In a recent article, the Economist stated that,“Turkey’s president must give up trying to crush the Kurds. Instead, he should reopen peace talks.” We would like to ask why the Economist, a publication with both history and prestige, offers its readers such superficial writing on Turkey.
In that one sentence, the Economist makes the following errors. First of all, Turkey’s President is not trying to “to crush the Kurds.” In reality, Turkish security forces — not the Turkish President — fight against the PKK. The PKK is an armed leftist militant group which does not represent all Kurdish people, so the Turkish security forces are not fighting “the Kurds.” Many voters in Turkey’s Kurdish-majority areas voted for the AKP in the past thirteen years, for example.
Furthermore, the PKK unilaterally ended the recent ceasefire, resumed armed struggle in summer 2015, and threatened Turkey with further attacks. Since then, PKK attacks have killed over one hundred security officials and civilians. As a result, the responsibility for ending the ceasefire does not lie with the Turkish state, but with the PKK.
Finally, urging the reopening of peace talks is good, but most likely futile when the side that ended the peace negotiations is also the side that has to be convinced to go back to the negotiating table. For that reason, it would be much more appropriate for the Economist to urge the PKK to return to the negotiating table.

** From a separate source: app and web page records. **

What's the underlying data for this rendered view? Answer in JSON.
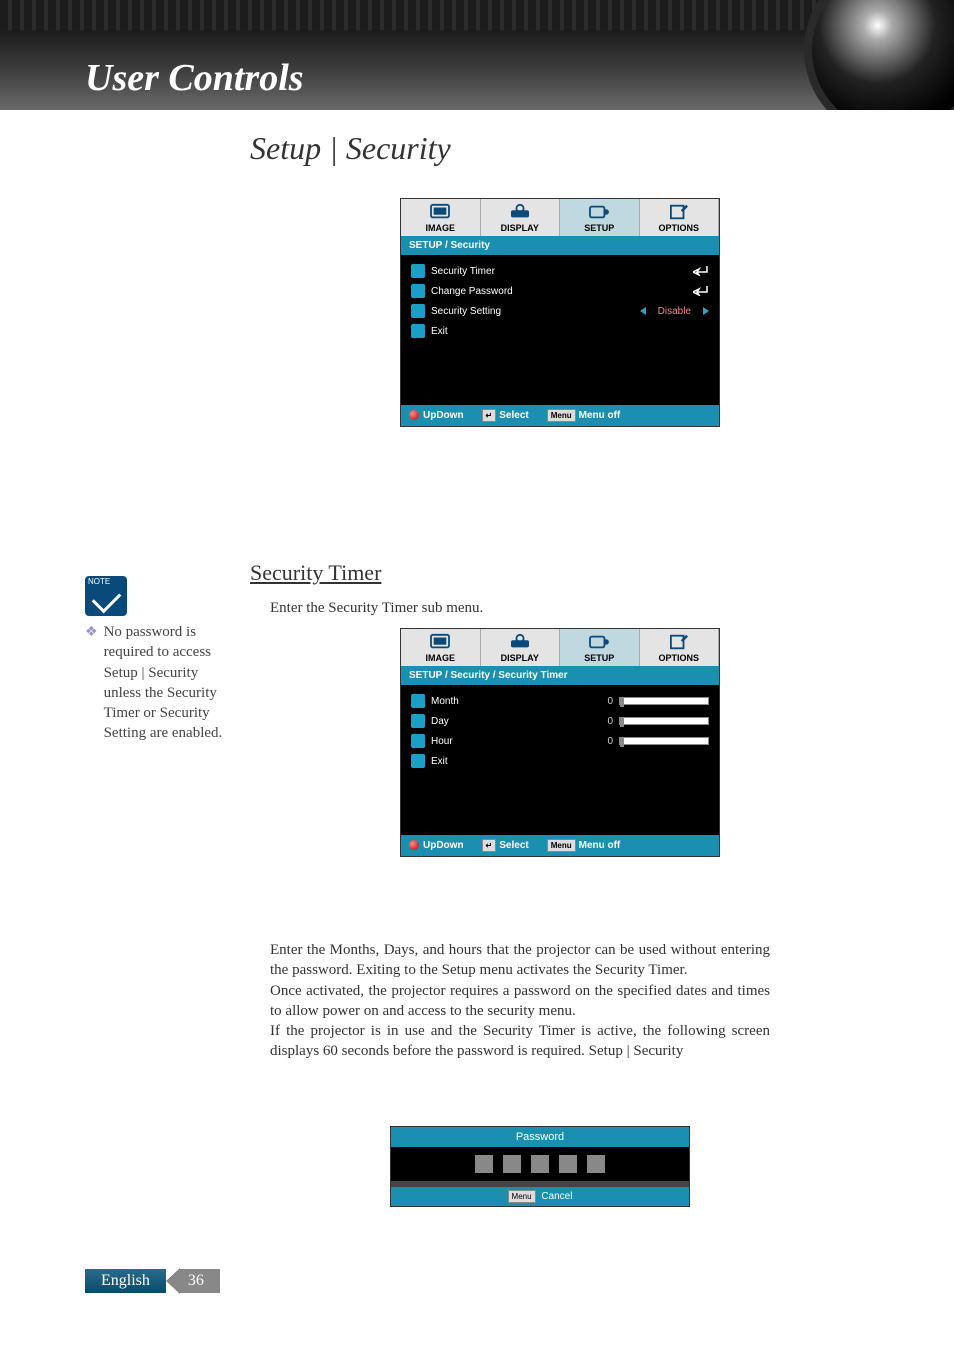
{
  "banner": {
    "title": "User Controls"
  },
  "section": {
    "title": "Setup | Security"
  },
  "osd_tabs": {
    "image": "IMAGE",
    "display": "DISPLAY",
    "setup": "SETUP",
    "options": "OPTIONS"
  },
  "osd1": {
    "breadcrumb": "SETUP / Security",
    "rows": {
      "security_timer": "Security Timer",
      "change_password": "Change Password",
      "security_setting": "Security Setting",
      "security_setting_value": "Disable",
      "exit": "Exit"
    }
  },
  "osd2": {
    "breadcrumb": "SETUP / Security / Security Timer",
    "rows": {
      "month": "Month",
      "month_val": "0",
      "day": "Day",
      "day_val": "0",
      "hour": "Hour",
      "hour_val": "0",
      "exit": "Exit"
    }
  },
  "osd_footer": {
    "updown": "UpDown",
    "select": "Select",
    "menu_key": "Menu",
    "menuoff": "Menu off"
  },
  "sub_heading": "Security Timer",
  "body": {
    "p1": "Enter the Security Timer sub menu.",
    "p2": "Enter the Months, Days, and hours that the projector can be used without entering the password. Exiting to the Setup menu activates the Security Timer.",
    "p3": "Once activated, the projector requires a password on the specified dates and times to allow power on and access to the security menu.",
    "p4": "If the projector is in use and the Security Timer is active, the following screen displays 60 seconds before the password is required. Setup | Security"
  },
  "note": {
    "label": "NOTE",
    "text": "No password is required to access Setup | Security unless the Security Timer or Security Setting are enabled."
  },
  "password": {
    "title": "Password",
    "menu_key": "Menu",
    "cancel": "Cancel"
  },
  "footer": {
    "language": "English",
    "page": "36"
  }
}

The article ended by explaining that, “It will be impossible to end the civil war in Syria if Mr Erdogan insists on waging a war of his own in Turkey.” We want to remind the Economist that the cause of the Syrian civil war is the Assad regime, not Mr. Erdogan. Since 2011, the Assad regime has killed hundreds of thousands of its own citizens, and forced millions to flee from Syria to surrounding countries. Therefore, it is far more reasonable to establish a connection between the end of the Syrian war and the Assad regime, rather than with Mr. Erdogan.